● **Task brief**
For the word "description", count the lines below that contain it. Give the number alone.

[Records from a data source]
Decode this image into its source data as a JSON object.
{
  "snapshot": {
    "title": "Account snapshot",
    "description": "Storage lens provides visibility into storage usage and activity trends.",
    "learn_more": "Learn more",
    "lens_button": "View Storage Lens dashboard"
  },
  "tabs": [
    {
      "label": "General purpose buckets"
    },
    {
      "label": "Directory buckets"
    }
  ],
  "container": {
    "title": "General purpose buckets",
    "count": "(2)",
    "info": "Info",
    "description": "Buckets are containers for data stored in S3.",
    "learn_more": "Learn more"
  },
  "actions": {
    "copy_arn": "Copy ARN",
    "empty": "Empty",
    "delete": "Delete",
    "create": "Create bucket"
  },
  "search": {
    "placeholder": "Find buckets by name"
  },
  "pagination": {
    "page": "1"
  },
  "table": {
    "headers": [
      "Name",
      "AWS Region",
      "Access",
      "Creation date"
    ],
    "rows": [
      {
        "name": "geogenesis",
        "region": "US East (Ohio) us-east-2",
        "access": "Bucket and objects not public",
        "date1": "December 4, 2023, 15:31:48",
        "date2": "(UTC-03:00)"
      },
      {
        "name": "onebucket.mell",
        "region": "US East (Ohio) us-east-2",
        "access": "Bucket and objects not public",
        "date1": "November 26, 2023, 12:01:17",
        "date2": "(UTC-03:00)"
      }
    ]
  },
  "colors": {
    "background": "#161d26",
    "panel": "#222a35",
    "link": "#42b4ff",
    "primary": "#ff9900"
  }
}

● **Output of the exercise**
2